Dow Jones Insight Staff
The media conversation around Barack Obama not surprisingly changed in the week following Election Day. During the period of November 5 to 11, the coverage of “taxes” took a nosedive in the mainstream media, going from approximately 16,000 mentions for Obama in the week before Election Day to 6,000 the week after. Other issues that lost traction were abortion and immigration – each losing about one-third of their volume in a week.
But the economy and the financial bailout as well as the environment were being talked about even more than before the election.
International issues gaining coverage in the context of the president-elect included Afghanistan, Iran, Pakistan and Israel, while Iraq showed no change from the week before Election Day.
As expected, Obama’s mainstream media coverage on the whole increased dramatically in the week following Election Day. For all the coverage he and McCain received in the weeks and months leading up to the presidential election, the week after the election proved to be even more focused on the new president. Media mentions of Obama peaked during the week of November 5 to 11 (185,000 mentions of Obama coming from Dow Jones Insight’s 20,000 tracked publications and Web sites.) In fact, that week’s tally was double that of the highest previous week (August 25 to 31, when he received 94,000 mentions). On average, the post-election-week mentions of Obama were about four times the average of all weeks since Super Tuesday.
For obvious reasons, Obama received more than double the mainstream media mentions of McCain in the week of November 5 to 11 (185,000 to 78,000). And while President Bush had lost the already-small “presidential mindshare” in the two weeks before the election – dropping from an early autumn average of 6,800 mentions a week to 3,000 in the last two weeks of October – he gained it back in the week after the election, rising to 6,900 mentions.
Election Day perhaps marked the beginning of the end of “Joe the Plumber’s” 15 minutes of fame. Coverage of this symbol of what McCain said was wrong with Obama’s tax plan fell from a high of about 9,988 mentions in the week of October 15 to 21, when Joe first came on the scene, to 680 during the post-Election Day week of November 5 to 11.
It should be noted, however, that “hope” and “change,” two of Obama’s calling cards, remain on an upward path, with their post-election numbers higher than the highs before November 4. “Change” alone went from 10,000 mentions two weeks before the election to 25,000 in the week after the election.

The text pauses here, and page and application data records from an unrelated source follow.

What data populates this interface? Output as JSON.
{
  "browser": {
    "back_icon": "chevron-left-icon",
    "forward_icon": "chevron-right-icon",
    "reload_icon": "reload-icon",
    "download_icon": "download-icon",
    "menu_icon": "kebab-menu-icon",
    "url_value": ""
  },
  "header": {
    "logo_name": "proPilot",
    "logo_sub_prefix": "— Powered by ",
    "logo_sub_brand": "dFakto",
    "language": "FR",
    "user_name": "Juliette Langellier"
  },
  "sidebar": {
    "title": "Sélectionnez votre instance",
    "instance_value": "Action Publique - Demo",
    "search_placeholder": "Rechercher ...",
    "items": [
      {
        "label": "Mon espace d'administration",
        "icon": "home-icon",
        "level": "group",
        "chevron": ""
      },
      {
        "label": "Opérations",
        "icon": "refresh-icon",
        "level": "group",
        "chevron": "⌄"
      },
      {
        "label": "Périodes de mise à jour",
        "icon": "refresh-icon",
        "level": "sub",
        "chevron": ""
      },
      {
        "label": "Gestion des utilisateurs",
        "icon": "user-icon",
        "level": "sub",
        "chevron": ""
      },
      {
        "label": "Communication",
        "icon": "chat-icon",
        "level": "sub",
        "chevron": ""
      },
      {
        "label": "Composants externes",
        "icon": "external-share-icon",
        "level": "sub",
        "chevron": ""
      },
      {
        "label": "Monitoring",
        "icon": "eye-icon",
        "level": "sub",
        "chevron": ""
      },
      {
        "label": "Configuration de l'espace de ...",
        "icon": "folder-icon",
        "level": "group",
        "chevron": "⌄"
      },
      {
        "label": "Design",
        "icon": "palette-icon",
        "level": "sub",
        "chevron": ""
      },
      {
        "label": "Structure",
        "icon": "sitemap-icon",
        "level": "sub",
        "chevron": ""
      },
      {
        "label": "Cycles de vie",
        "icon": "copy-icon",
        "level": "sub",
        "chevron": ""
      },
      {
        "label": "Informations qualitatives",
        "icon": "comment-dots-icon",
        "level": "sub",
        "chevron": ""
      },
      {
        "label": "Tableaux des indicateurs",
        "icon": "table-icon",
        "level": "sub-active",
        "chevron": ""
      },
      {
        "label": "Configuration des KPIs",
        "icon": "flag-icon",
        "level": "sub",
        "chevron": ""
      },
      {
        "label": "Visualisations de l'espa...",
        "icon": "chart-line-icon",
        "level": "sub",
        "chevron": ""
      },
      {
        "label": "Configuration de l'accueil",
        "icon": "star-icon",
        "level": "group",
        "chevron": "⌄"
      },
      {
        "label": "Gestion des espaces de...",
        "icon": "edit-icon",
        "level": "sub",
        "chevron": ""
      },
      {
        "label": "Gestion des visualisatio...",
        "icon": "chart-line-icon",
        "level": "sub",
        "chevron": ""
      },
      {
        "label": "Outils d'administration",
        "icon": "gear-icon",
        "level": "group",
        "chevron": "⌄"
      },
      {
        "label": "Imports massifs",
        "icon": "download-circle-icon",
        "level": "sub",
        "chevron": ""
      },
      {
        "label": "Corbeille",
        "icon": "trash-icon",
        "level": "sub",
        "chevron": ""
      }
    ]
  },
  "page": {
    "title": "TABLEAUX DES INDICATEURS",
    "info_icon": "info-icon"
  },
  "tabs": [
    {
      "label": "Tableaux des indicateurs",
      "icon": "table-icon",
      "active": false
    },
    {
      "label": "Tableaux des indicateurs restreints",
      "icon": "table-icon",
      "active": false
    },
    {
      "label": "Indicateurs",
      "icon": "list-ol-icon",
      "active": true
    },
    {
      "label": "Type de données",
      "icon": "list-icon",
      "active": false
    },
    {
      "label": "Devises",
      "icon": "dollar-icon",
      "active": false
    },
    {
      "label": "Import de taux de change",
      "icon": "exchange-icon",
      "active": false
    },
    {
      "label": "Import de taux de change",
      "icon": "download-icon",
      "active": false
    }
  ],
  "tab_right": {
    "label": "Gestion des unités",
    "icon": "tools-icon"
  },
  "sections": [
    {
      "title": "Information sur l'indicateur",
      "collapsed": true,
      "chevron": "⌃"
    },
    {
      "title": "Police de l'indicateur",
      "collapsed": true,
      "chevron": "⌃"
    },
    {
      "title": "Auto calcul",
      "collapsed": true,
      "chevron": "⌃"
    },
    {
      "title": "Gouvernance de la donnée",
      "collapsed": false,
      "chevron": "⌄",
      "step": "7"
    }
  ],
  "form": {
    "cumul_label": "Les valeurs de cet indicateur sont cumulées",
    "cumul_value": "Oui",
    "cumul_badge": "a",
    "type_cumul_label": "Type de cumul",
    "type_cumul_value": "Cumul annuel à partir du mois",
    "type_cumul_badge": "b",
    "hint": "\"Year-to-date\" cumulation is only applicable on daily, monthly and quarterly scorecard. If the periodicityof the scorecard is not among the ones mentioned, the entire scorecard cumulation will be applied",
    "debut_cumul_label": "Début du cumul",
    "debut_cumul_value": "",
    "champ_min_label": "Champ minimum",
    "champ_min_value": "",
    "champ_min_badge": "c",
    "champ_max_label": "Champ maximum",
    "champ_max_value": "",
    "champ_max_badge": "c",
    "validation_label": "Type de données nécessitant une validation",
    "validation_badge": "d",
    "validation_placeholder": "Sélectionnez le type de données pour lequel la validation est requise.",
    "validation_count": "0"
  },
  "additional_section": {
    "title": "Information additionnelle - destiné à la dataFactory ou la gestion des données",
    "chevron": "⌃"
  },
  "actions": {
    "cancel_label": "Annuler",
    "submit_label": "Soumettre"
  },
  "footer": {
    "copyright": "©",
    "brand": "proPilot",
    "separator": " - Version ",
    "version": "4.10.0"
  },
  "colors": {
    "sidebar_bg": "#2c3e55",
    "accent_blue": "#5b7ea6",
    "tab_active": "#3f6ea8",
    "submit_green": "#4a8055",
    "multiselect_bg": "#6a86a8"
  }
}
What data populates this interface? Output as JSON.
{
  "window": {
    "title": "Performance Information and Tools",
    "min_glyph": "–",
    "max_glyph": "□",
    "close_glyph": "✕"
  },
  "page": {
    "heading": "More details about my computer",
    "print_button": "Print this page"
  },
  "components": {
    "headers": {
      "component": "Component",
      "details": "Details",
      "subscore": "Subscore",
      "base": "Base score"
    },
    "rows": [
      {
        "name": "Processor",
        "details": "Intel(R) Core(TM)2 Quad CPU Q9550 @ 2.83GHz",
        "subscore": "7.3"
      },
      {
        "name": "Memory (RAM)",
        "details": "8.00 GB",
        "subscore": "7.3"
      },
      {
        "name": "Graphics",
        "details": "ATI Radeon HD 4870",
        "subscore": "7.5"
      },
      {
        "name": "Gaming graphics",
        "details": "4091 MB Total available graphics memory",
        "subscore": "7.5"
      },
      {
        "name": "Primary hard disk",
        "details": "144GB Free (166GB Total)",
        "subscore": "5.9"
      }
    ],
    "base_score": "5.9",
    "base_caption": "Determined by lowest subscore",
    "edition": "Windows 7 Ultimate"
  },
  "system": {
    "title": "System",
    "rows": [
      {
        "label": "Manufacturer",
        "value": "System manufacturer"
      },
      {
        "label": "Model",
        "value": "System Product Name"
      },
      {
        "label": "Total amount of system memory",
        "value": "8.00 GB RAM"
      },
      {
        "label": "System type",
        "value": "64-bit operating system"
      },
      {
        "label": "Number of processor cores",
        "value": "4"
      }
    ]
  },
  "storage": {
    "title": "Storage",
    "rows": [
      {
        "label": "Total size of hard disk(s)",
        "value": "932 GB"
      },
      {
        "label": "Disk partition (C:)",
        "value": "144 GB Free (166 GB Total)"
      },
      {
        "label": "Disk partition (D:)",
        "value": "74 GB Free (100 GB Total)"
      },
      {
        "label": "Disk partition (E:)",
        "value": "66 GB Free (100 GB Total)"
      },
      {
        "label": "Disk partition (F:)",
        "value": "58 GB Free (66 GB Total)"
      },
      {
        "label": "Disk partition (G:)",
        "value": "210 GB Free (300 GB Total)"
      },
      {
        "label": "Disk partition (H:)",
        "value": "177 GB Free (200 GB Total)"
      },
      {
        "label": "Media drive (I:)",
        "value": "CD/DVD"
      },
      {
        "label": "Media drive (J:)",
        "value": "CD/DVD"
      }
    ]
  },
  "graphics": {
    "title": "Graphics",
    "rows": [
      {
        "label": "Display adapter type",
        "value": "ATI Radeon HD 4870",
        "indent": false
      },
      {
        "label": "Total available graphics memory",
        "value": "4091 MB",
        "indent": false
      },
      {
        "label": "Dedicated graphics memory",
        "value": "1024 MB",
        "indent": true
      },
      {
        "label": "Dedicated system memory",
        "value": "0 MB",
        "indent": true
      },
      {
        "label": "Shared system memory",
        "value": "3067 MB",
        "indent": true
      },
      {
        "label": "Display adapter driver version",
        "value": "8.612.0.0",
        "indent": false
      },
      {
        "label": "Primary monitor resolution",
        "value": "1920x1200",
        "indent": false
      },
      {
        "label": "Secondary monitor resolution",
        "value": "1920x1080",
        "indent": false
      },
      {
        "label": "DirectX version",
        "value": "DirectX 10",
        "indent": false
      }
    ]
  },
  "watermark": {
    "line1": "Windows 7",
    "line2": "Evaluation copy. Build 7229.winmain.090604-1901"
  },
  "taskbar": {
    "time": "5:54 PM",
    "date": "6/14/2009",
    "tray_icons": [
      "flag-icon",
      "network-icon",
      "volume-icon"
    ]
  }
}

In the weeks and months leading up to Election Day much of the coverage was about the economy in one way or another. In our final pre Election Day analysis, 46% of all issues-related coverage of the candidates involved the economy, with coverage of other domestic issues (16%), candidate-specific issues (24%) and the wars (13%) running far behind.
But looking at Obama coverage only in the week before and the week after the election, the percentages and rankings shift in small but telling ways. Talk of the economic crisis and the non-economic domestic issues, when taken as a group, slipped slightly from week to week while foreign policy-related issues – topics on which Obama had both supporters and vociferous critics – jumped and topics related to Obama as a candidate (such as faith and fundraising) fell.
Specifically, in the week before the election, issues surrounding the economic crisis represented 43% of the total Obama issues-related coverage, but that fell to 42% in the week following. Domestic issues, meanwhile, represented 22% of the total before the election and a slightly lower 21% after, despite a surge in coverage of Obama in conjunction with same-sex marriage as the media discussed whether Obama’s high turnout in California had impacted the results of that state’s public question on same-sex marriage. The surge in that issue nearly offset large declines in Obama-related coverage on health care, abortion, immigration and Social Security.
War and foreign-policy issues taken as a group rose from 15% of the total before the election to 19% after the election, largely reflecting increased talk of Obama in conjunction with Afghanistan and Iraq. Candidate-specific issues fell from 20% before Nov. 4 to 18% after, as talk of fundraising in particular fell off dramatically.